Engelwood–On Sunday, October 26, The Moriah School will be hosting a free workshop to enhance teaching and enrich learning of the Holocaust through the use of artifacts and technology. Attendees will learn how to design and run Heritage Fairs in their schools. The event is sponsored by The International Study of Organized Persecution of Children (ISOPC)/Child Development Research (CDR), Yeshiva University’s Azrieli School of Jewish Education, the NJ State Commission on Holocaust Education, the Council of Holocaust Educators, and the Jewish Link of Bergen County.
The Moriah School, which is hosting the event, pioneered the concept of Heritage Fair in 1995, under the direction of Dr. Karen Shawn, then middle school assistant principal for secular studies and the creator of the Fair; and Moriah School English teacher Rachel Schwartz. Schwartz has continued to design and present a Heritage Fair at Moriah each year to wide acclaim.
According to Dr. Karen Shawn, the director of education at ISOPC and now visiting associate professor at Yeshiva University’s Azrieli Graduate School, the Heritage Fair is “a highlight of the year and appropriate for public, private, charter, and parochial school students in grades 6-high school.” When asked why using artifacts specifically, Shawn said “[Artifacts] bring us a bit closer to the reality of a world we can hardly imagine. As we examine these tangible objects, we may empathize, perhaps reflecting on an artifact we own, an object that we hold dear, that represents a time in our life that can be better understood by knowing its context. Empathy is a path to understanding, to wanting to learn more–and that is, after all, a most important goal of Holocaust education–to have our students want to learn more.”
Similarly, Dr. Eva Fogelman, CDR’s co-director and a licensed psychologist who is a consultant to Jewish Family Service in Teaneck, emphasized the importance of artifacts in Holocaust education. “In the four or so decades since the International Study of Organized Persecution of Children began working with child survivors of the Holocaust, it became clear to researchers that children’s memories and thoughts are more profound and enduring than otherwise thought. Many of them had objects...like a doll or a book, that tied them to their past and prevented their memories from fading completely,” she said.
Fogelman added, “Today, educators have come to understand that children remember facts better when those facts are tied to images. Introducing artifacts into the classroom when talking about the Holocaust puts that overwhelming event into a personal perspective, to leave indelible impressions on the students, making it real. Showing children a dress that a little girl wore, a suitcase that a family carried with them when they were deported, a spoon used for eating in the concentration camp, makes the unimaginable thinkable, and shows how people coped in extreme situations.”

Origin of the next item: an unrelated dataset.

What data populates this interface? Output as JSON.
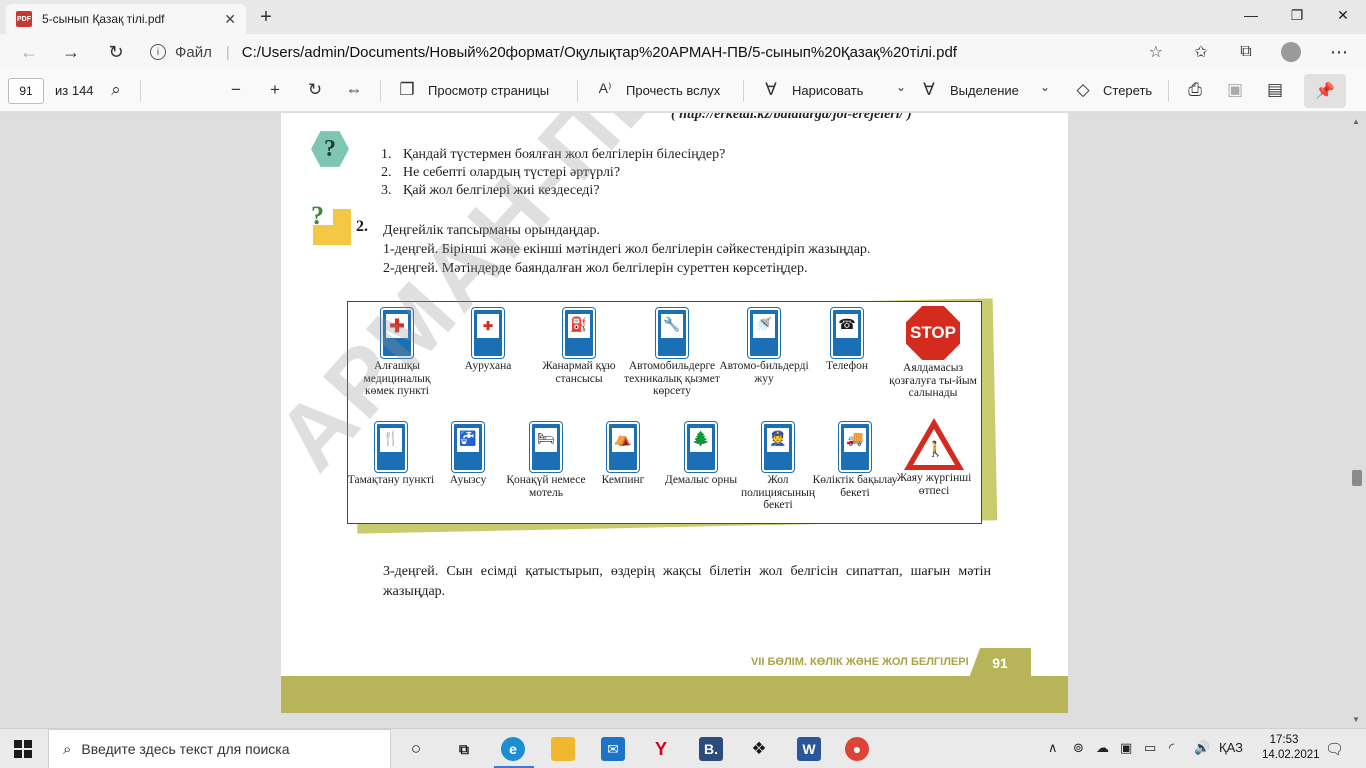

Dr. Paul Winkler, Executive Director of the New Jersey Commission on Holocaust Education, praised the importance of the upcoming workshop. “A workshop utilizing artifacts is very valuable in that students can relate to the objects. We congratulate and thank the organizers for providing this quality seminar,” he noted.
Fogelman also noted the importance Holocaust education has on students “In social studies, literature, history, when educators teach Holocaust basics to middle school and high-school students the artifacts will pique their interests and inspire them, in many cases, to study this historical period more seriously as adults.” She added, “For children, learning about everyday life in the ghettos or the camps is more important than memorizing dates and battles.”
The workshop is open to teachers of social studies, history, Jewish history, English, humanities and language arts, librarians, media specialists, and administrators. The event will take place from 9:15am-12pm. Continuing Education Units will be granted to attendees. A strictly kosher breakfast will be served. To RSVP please e-mail [email protected] ISOPC/CDR information can be found at www.holocaustchildren.org.
By Rivka Hia